Internet Marketing – Web 2 and an Online Presence
Geologists distinguishing era (several hundred million years) from epoch (tens of millions of years) in scaling the history of our planet over time. Some theorists speculate that the Earth was more or less a large ocean or seascape out of which gigantic land masses emerged to form the more familiar landscape we see today. Similarly, the digital seascape in the early 1960's was in large part, a single primitive ocean of email. Over the next twenty years, until the early 1990's, islands of specialized technology or protocols emerged from the digital sea (AKA the Matrix) as distinct yet virtual text-based worlds such as Gopherspace, VERONICA, and WAIS. After 1989, one digital land mass, originally and somewhat audaciously referred to at the time as the World Wide Web, rose up to dominant and define our digital landscape. Today, no matter where we are on the surface of the Earth, we call it simply the Web or the Net. It has now so dominated our digital perspective and our collective psyche that we use it to "scale" Internet Time as Web 1.0, Web 2.0, etc.
Our digital world has radically changed as communication channels, the virtual pipes of the Internet, have expanded in capacity from dialup to broadband and as virtual consoles have improved from text-based Lynx to the most recent release, Chrome. Internet history is interesting but regretably less relevant these days because Internet Time literally runs at the speed of light, around the earth, 24 hours by 7 days a week, as long as electricity flows through the matrix. The message associated with your online presence is potentially accessible to hundreds if not thousands of people somewhere in our Village every minute of our 24-hour cycle. The business value of a Web 2.0 online presence is very different from the static electronic brochure used 30 years ago. Our abilities to leverage the value of our virtual real estate has grown exponentially in terms of our mission (retail, content provider, a simple Contact Us message), our intended audience or targeted markets (flavors), our "techie" appeal (text, Flash graphics, video, podcast), and our content (original and proprietary information to window-scraped SPAM).
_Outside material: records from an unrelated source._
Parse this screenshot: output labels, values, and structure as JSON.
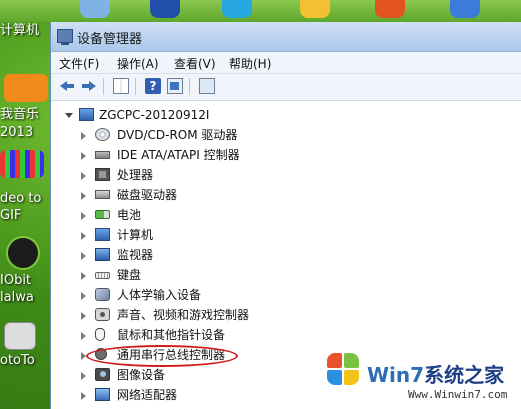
{
  "desktop": {
    "icons": [
      {
        "label": "计算机",
        "name": "desktop-computer-partial"
      },
      {
        "label": "我音乐",
        "name": "desktop-music-partial"
      },
      {
        "label": "2013",
        "name": "desktop-music-year"
      },
      {
        "label": "deo to",
        "name": "desktop-video-partial"
      },
      {
        "label": "GIF",
        "name": "desktop-gif-label"
      },
      {
        "label": "IObit",
        "name": "desktop-iobit-label"
      },
      {
        "label": "lalwa",
        "name": "desktop-malware-partial"
      },
      {
        "label": "otoTo",
        "name": "desktop-phototo-partial"
      }
    ]
  },
  "window": {
    "title": "设备管理器",
    "menu": [
      "文件(F)",
      "操作(A)",
      "查看(V)",
      "帮助(H)"
    ],
    "toolbar_icons": [
      "back-arrow-icon",
      "forward-arrow-icon",
      "properties-icon",
      "help-icon",
      "panel-icon",
      "scan-hardware-icon"
    ],
    "tree": {
      "root": "ZGCPC-20120912I",
      "nodes": [
        {
          "label": "DVD/CD-ROM 驱动器",
          "icon": "disc-icon"
        },
        {
          "label": "IDE ATA/ATAPI 控制器",
          "icon": "ide-controller-icon"
        },
        {
          "label": "处理器",
          "icon": "cpu-icon"
        },
        {
          "label": "磁盘驱动器",
          "icon": "hdd-icon"
        },
        {
          "label": "电池",
          "icon": "battery-icon"
        },
        {
          "label": "计算机",
          "icon": "computer-icon"
        },
        {
          "label": "监视器",
          "icon": "monitor-icon"
        },
        {
          "label": "键盘",
          "icon": "keyboard-icon"
        },
        {
          "label": "人体学输入设备",
          "icon": "hid-icon"
        },
        {
          "label": "声音、视频和游戏控制器",
          "icon": "audio-icon"
        },
        {
          "label": "鼠标和其他指针设备",
          "icon": "mouse-icon"
        },
        {
          "label": "通用串行总线控制器",
          "icon": "usb-icon"
        },
        {
          "label": "图像设备",
          "icon": "camera-icon"
        },
        {
          "label": "网络适配器",
          "icon": "network-icon"
        }
      ]
    }
  },
  "watermark": {
    "brand_win": "Win",
    "brand_7": "7",
    "brand_cn": "系统之家",
    "url": "Www.Winwin7.com"
  },
  "colors": {
    "highlight": "#d11a1a",
    "desktop_green": "#4f9a1e",
    "titlebar": "#bcd4f0"
  }
}
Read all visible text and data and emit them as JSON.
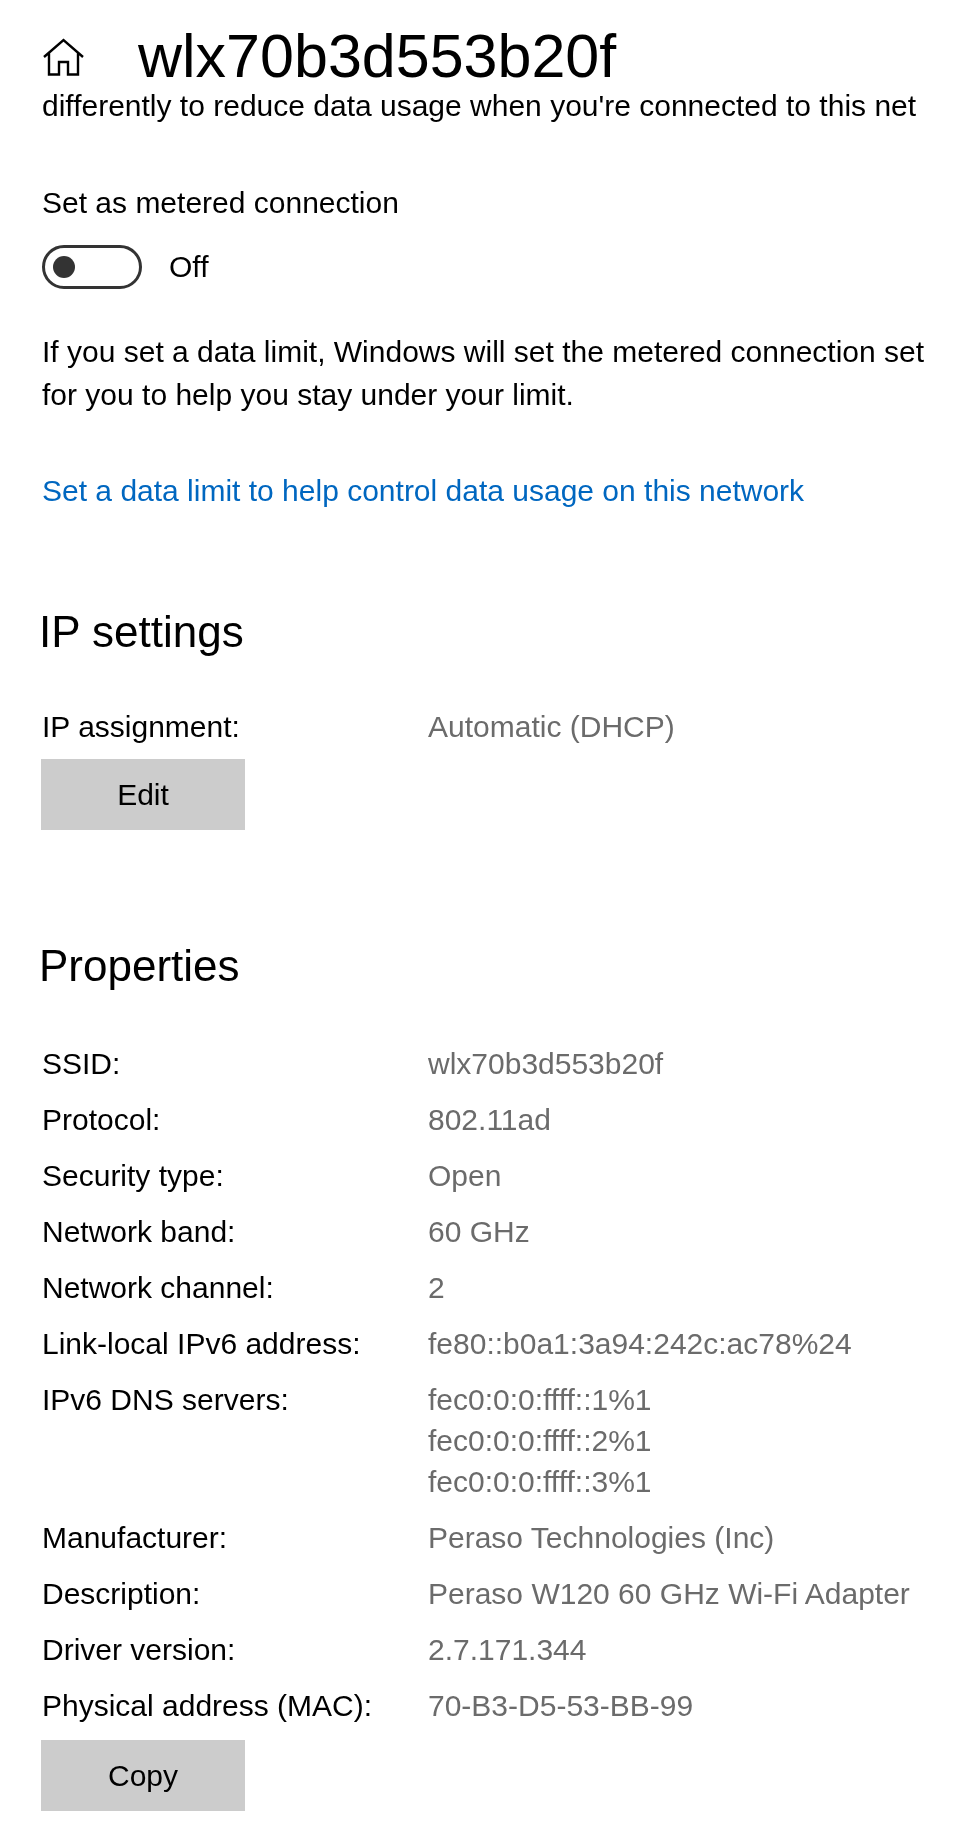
{
  "header": {
    "title": "wlx70b3d553b20f"
  },
  "metered": {
    "intro_text": "differently to reduce data usage when you're connected to this net",
    "label": "Set as metered connection",
    "toggle": {
      "on": false,
      "state_label": "Off"
    },
    "description": "If you set a data limit, Windows will set the metered connection set\nfor you to help you stay under your limit.",
    "link": "Set a data limit to help control data usage on this network"
  },
  "ip_settings": {
    "heading": "IP settings",
    "rows": [
      {
        "label": "IP assignment:",
        "values": [
          "Automatic (DHCP)"
        ]
      }
    ],
    "button": "Edit"
  },
  "properties": {
    "heading": "Properties",
    "rows": [
      {
        "label": "SSID:",
        "values": [
          "wlx70b3d553b20f"
        ]
      },
      {
        "label": "Protocol:",
        "values": [
          "802.11ad"
        ]
      },
      {
        "label": "Security type:",
        "values": [
          "Open"
        ]
      },
      {
        "label": "Network band:",
        "values": [
          "60 GHz"
        ]
      },
      {
        "label": "Network channel:",
        "values": [
          "2"
        ]
      },
      {
        "label": "Link-local IPv6 address:",
        "values": [
          "fe80::b0a1:3a94:242c:ac78%24"
        ]
      },
      {
        "label": "IPv6 DNS servers:",
        "values": [
          "fec0:0:0:ffff::1%1",
          "fec0:0:0:ffff::2%1",
          "fec0:0:0:ffff::3%1"
        ]
      },
      {
        "label": "Manufacturer:",
        "values": [
          "Peraso Technologies (Inc)"
        ]
      },
      {
        "label": "Description:",
        "values": [
          "Peraso W120 60 GHz Wi-Fi Adapter"
        ]
      },
      {
        "label": "Driver version:",
        "values": [
          "2.7.171.344"
        ]
      },
      {
        "label": "Physical address (MAC):",
        "values": [
          "70-B3-D5-53-BB-99"
        ]
      }
    ],
    "button": "Copy"
  }
}
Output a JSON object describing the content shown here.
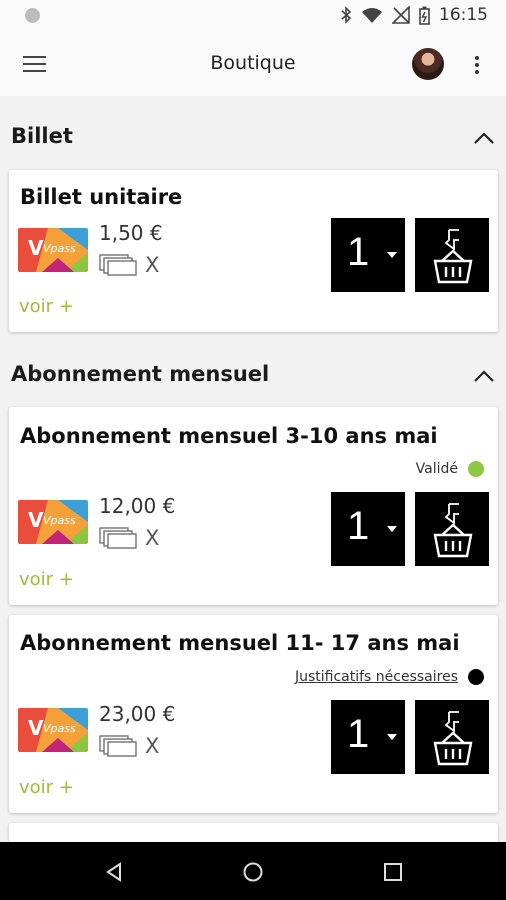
{
  "status_bar": {
    "time": "16:15"
  },
  "app_bar": {
    "title": "Boutique"
  },
  "sections": [
    {
      "title": "Billet",
      "products": [
        {
          "name": "Billet unitaire",
          "price": "1,50 €",
          "tickets": "X",
          "more": "voir +",
          "quantity": "1",
          "status": ""
        }
      ]
    },
    {
      "title": "Abonnement mensuel",
      "products": [
        {
          "name": "Abonnement mensuel 3-10 ans mai",
          "price": "12,00 €",
          "tickets": "X",
          "more": "voir +",
          "quantity": "1",
          "status": "Validé",
          "status_color": "#8dc63f"
        },
        {
          "name": "Abonnement mensuel 11- 17 ans mai",
          "price": "23,00 €",
          "tickets": "X",
          "more": "voir +",
          "quantity": "1",
          "status": "Justificatifs nécessaires",
          "status_color": "#000000"
        }
      ]
    }
  ],
  "colors": {
    "accent": "#9ac037",
    "valid": "#8dc63f",
    "button": "#000000"
  },
  "pass_brand": "Vpass"
}
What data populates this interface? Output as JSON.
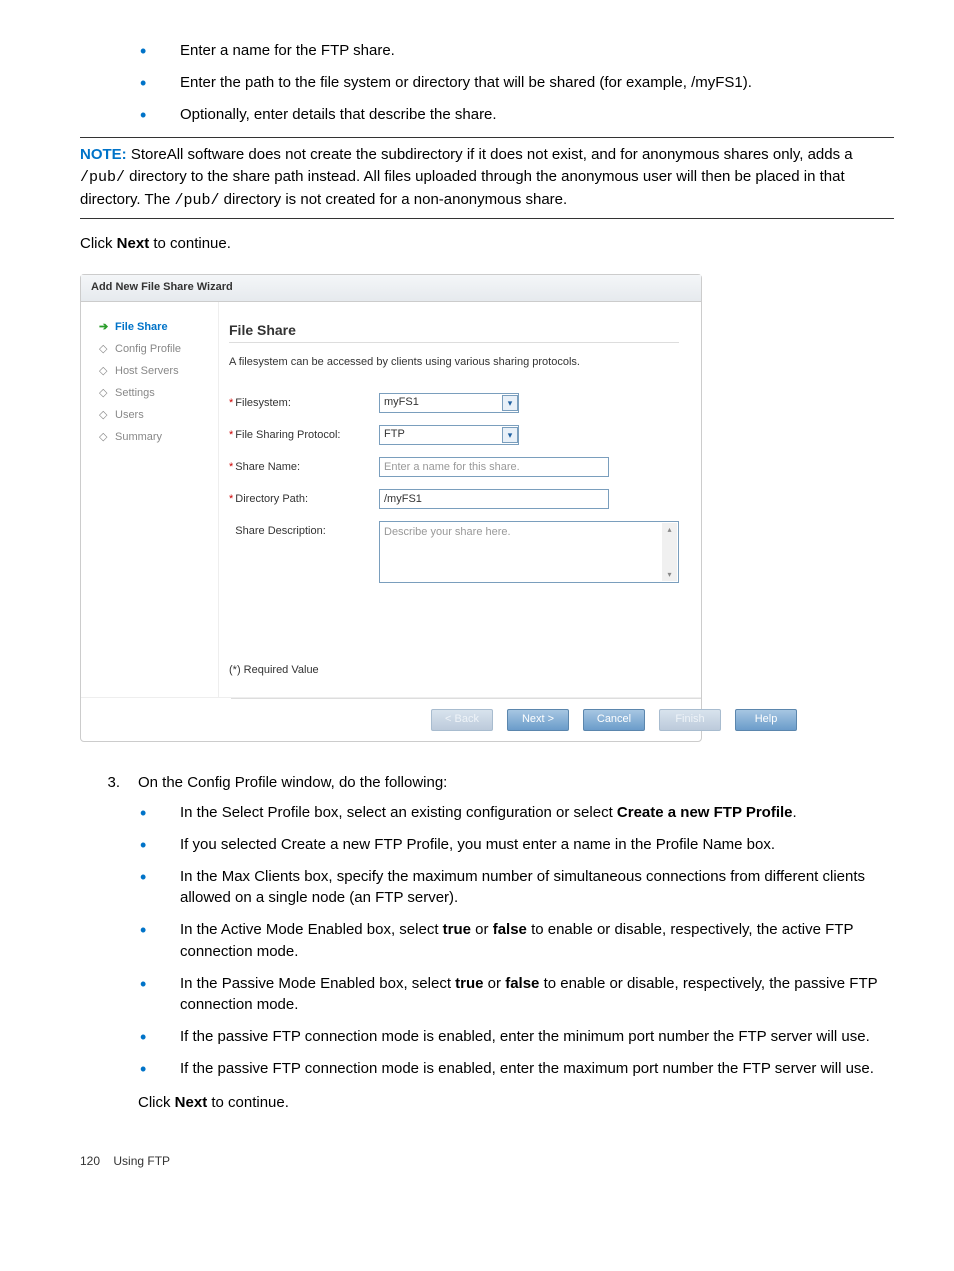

When you first consider an online presence, if you run your life like a home-based business and, for example, following a mission plan, you need to begin with some form of self-identification (the Who are you?) If not self -promotion (the What are you about?). Without an email address and even a simple online presence in say, MySpace, Facebook, or LinkedIn, you are not really a part of the Net because you are not an accessible and recognizable netizen; you are, at best, an anonymous "lurker". An online presence like a MySpace or Facebook page has come to rival the importance of a phone number and a physical mailing address. But is an online presence appropriate for everyone? The simple answer is yes. However, you need to approach your published biographical information from a serious point of view. You need to care about the content that is made public because the Net never goals.
Formulate a clear idea of ??who you are, where you are going, and what you want to accomplish and show it in your profile. When you start a business, for example, you typically write a business plan that includes a mission statement, operational plan, and, among other things, a marketing plan. It makes no difference whatever you have a career, a job or building a future foundation. You need to write down your goals and describe possible paths to achieve them. A mission statement outlines WHAT goals you set and oftentimes, WHY you believe you will achieve them. The WHY includes personal core competencies that your "life enterprise" offers a spouse, friends, clients, or the entire Global Village. You define your "line of business" (LOB) as the operational areas critical to and necessary for running your "life enterprise". These areas are a great source of content information. An operational plan describes how the operational parts of your "enterprise engine" will work together. Oftentimes, engines run even with broken parts. Without fuel however, an enterprise engine is just a pile of virtual junk metal, fluid, cable, and rubber. A marketing plan describes HOW you intend to fuel your engine or, in other words, how you will earn a living! Without a marketing plan, there is nothing to power your "business". So, your mission statement provides a general goal in your business or your life. Your operational plan details to you and others the steering directions; how you intend to get where you want to go. LOB areas describe inter-related "parts" of your "engine"; your areas of skill and expertise. Finally, your marketing plan describes the source of the fuel that will make your engine and your life move forward towards whatever mission (s) you choose in your life. Consider your online presence as a reflection of all these components.
Everyone can and should identify and promote themselves because they collectively form the major in our Global Village. They formulates opinions and make decisions according to their own goals, their own areas of competency, and personal "action plans". They consume information, services, and products and then they can make a judgment of value and worth. With the advent of Web 2.0, people can easily share their views with others of similar mind. Consider your online presence as furnishing credibility to what you say. If you have specialized in some area or product, let other netizens know it. I remind my clients that "merchants" among us who have no online presence will especially have little professional jurisdiction to their fellow netizens nor be of much service in the long run to themselves. The world, our culture, and even the concepts of time have changed. The Web 2.0 digital culture has empowered the people fortunate enough to communicate through it. It has changed the way we view ourselves, our fellow netizens, and both the real and virtual world as we know it.